Stored dataset items
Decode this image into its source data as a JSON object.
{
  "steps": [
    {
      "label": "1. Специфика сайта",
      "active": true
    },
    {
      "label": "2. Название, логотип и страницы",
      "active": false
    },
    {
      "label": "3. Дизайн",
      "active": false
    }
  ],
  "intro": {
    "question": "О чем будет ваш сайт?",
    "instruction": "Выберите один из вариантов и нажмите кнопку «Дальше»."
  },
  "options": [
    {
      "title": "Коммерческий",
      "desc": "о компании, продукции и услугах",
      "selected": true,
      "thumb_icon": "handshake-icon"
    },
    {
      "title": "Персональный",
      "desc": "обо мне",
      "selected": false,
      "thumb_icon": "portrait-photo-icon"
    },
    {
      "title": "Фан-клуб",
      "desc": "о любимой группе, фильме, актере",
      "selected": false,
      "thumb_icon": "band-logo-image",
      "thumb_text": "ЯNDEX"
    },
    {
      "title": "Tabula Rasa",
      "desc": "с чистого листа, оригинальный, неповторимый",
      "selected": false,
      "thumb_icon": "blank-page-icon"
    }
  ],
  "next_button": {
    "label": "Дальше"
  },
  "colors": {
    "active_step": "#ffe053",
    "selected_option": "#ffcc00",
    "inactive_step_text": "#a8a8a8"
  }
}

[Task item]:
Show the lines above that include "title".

[Response]:
      "title": "Коммерческий",
      "title": "Персональный",
      "title": "Фан-клуб",
      "title": "Tabula Rasa",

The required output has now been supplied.